Common sense says water managers should fill Lake Mead first. There is enough storage there for all but the biggest flood years, and existing and planned storage elsewhere in the system is more than enough to catch the remainder. If demand rises or the climate warms, even Mead will not be kept full.
From a strictly practical point of view, Lake Mead is a far better place to store water than Powell, where the cracked sandstone of Glen Canyon sucks up water like a sponge and the high desert sun burns it off like a blowtorch. On average, Lake Powell loses 600,000 acre-feet every year — almost as much as the 660,000 acre-feet Los Angeles uses in one year and twice as much as Las Vegas does. Keeping the two reservoirs equalized creates two lake surfaces, not one, and that means losing 70% more to evaporation than would be lost by filling just Mead. In a future of shortages, this waste will be intolerable.
From an aesthetic and ethical point of view, Glen Canyon is among the worst places in America to bury beneath a reservoir.
Its geological spectacle of sinuous red rock canyons is unique in the world. Its quiet rivers, including 200 miles of the Colorado, and 40 miles each of the San Juan and Escalante, form the biological heart of the Colorado Plateau, nursery of the region's eight unique species, half of them extinct and the other half endangered. Its cultural resources are unparalleled. Thousands of ancient Indian ruins and artworks went underwater after 1963, and many are resurfacing.
After our mishap, my companion and I looked at the remains of Fort Moqui, a stone Anasazi fort perhaps 1,000 years old, now being battered and drowned again by the rising reservoir. Under a ledge we saw ancient petroglyphs, and nearby, chanced on this inscription: "J W Powell 1872," carved into the rock by the first American to run the Colorado River, Maj. John Wesley Powell.

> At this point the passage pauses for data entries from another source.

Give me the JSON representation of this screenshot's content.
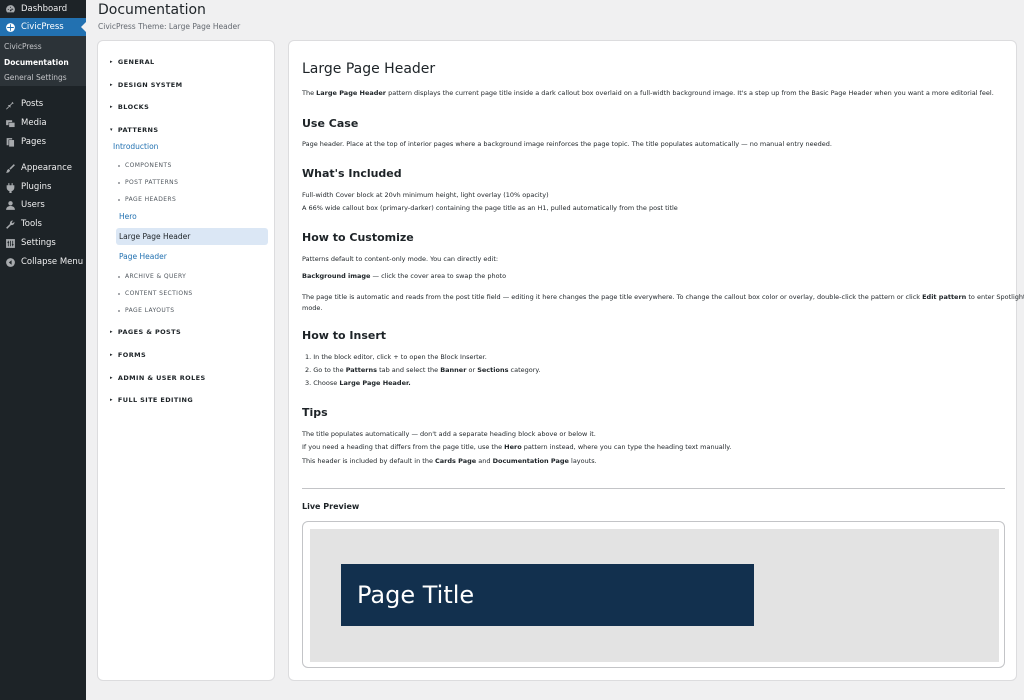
{
  "admin_menu": {
    "items": [
      {
        "label": "Dashboard",
        "icon": "dashboard-icon"
      },
      {
        "label": "CivicPress",
        "icon": "civicpress-icon",
        "active": true
      },
      {
        "label": "Posts",
        "icon": "pin-icon"
      },
      {
        "label": "Media",
        "icon": "media-icon"
      },
      {
        "label": "Pages",
        "icon": "pages-icon"
      },
      {
        "label": "Appearance",
        "icon": "brush-icon"
      },
      {
        "label": "Plugins",
        "icon": "plug-icon"
      },
      {
        "label": "Users",
        "icon": "user-icon"
      },
      {
        "label": "Tools",
        "icon": "wrench-icon"
      },
      {
        "label": "Settings",
        "icon": "settings-icon"
      },
      {
        "label": "Collapse Menu",
        "icon": "collapse-icon"
      }
    ],
    "submenu": [
      {
        "label": "CivicPress"
      },
      {
        "label": "Documentation",
        "current": true
      },
      {
        "label": "General Settings"
      }
    ],
    "accent": "#2271b1"
  },
  "header": {
    "title": "Documentation",
    "subtitle": "CivicPress Theme: Large Page Header"
  },
  "docs_nav": {
    "sections": {
      "general": "GENERAL",
      "design_system": "DESIGN SYSTEM",
      "blocks": "BLOCKS",
      "patterns": "PATTERNS",
      "pages_posts": "PAGES & POSTS",
      "forms": "FORMS",
      "admin_roles": "ADMIN & USER ROLES",
      "fse": "FULL SITE EDITING"
    },
    "introduction": "Introduction",
    "subsections": {
      "components": "COMPONENTS",
      "post_patterns": "POST PATTERNS",
      "page_headers": "PAGE HEADERS",
      "archive_query": "ARCHIVE & QUERY",
      "content_sections": "CONTENT SECTIONS",
      "page_layouts": "PAGE LAYOUTS"
    },
    "page_headers_items": {
      "hero": "Hero",
      "large_page_header": "Large Page Header",
      "page_header": "Page Header"
    }
  },
  "content": {
    "title": "Large Page Header",
    "intro": {
      "pre": "The ",
      "bold": "Large Page Header",
      "post": " pattern displays the current page title inside a dark callout box overlaid on a full-width background image. It's a step up from the Basic Page Header when you want a more editorial feel."
    },
    "use_case": {
      "heading": "Use Case",
      "text": "Page header. Place at the top of interior pages where a background image reinforces the page topic. The title populates automatically — no manual entry needed."
    },
    "included": {
      "heading": "What's Included",
      "items": [
        "Full-width Cover block at 20vh minimum height, light overlay (10% opacity)",
        "A 66% wide callout box (primary-darker) containing the page title as an H1, pulled automatically from the post title"
      ]
    },
    "customize": {
      "heading": "How to Customize",
      "line1": "Patterns default to content-only mode. You can directly edit:",
      "bg_bold": "Background image",
      "bg_rest": " — click the cover area to swap the photo",
      "para_1": "The page title is automatic and reads from the post title field — editing it here changes the page title everywhere. To change the callout box color or overlay, double-click the pattern or click ",
      "para_bold": "Edit pattern",
      "para_2": " to enter Spotlight",
      "para_3": "mode."
    },
    "insert": {
      "heading": "How to Insert",
      "step1": "1.  In the block editor, click + to open the Block Inserter.",
      "step2_pre": "2.  Go to the ",
      "step2_b1": "Patterns",
      "step2_mid": " tab and select the ",
      "step2_b2": "Banner",
      "step2_or": " or ",
      "step2_b3": "Sections",
      "step2_post": " category.",
      "step3_pre": "3.  Choose ",
      "step3_bold": "Large Page Header."
    },
    "tips": {
      "heading": "Tips",
      "tip1": "The title populates automatically — don't add a separate heading block above or below it.",
      "tip2_pre": "If you need a heading that differs from the page title, use the ",
      "tip2_bold": "Hero",
      "tip2_post": " pattern instead, where you can type the heading text manually.",
      "tip3_pre": "This header is included by default in the ",
      "tip3_b1": "Cards Page",
      "tip3_mid": " and ",
      "tip3_b2": "Documentation Page",
      "tip3_post": " layouts."
    },
    "live_preview": {
      "heading": "Live Preview",
      "callout_title": "Page Title",
      "callout_color": "#12304e"
    }
  }
}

Though buried by water and mud for 40 years, Glen Canyon and the Colorado River are alive and well. Everywhere, restoration is happening before our eyes. This spring's runoff is helping clean out the sediment deposits left by the reservoir in the rivers and the 125 smaller side canyons. Willows, cottonwoods and flowers grow. Beavers, otters, birds and native fish are back. The white "bathtub ring," left on the red sandstone by the reservoir water, which some feared would last 1,000 years, is flaking off like cracked mud, giving the rocks back their colors.
It is Glen Canyon, not Lake Powell, which is returning. The Glen's 1.25 million acres are already managed by the National Park Service as a National Recreation Area — a status designed to manage power-boating that is no longer sufficient as the flat water disappears. The national treasure of Glen Canyon ought to be preserved for future generations as a national park.
It's an idea first proposed in the 1930s, and it requires nothing more than a name change by Congress and a recognition by the people of the Southwest that the challenges of the future cannot be met by the answers of the past.
Wade Graham is a trustee of Glen Canyon Institute and editor of the journal Hidden Passage. He has written on environmental issues for the New Yorker, the Los Angeles Times Magazine, Harper's, Outside and Environmental History.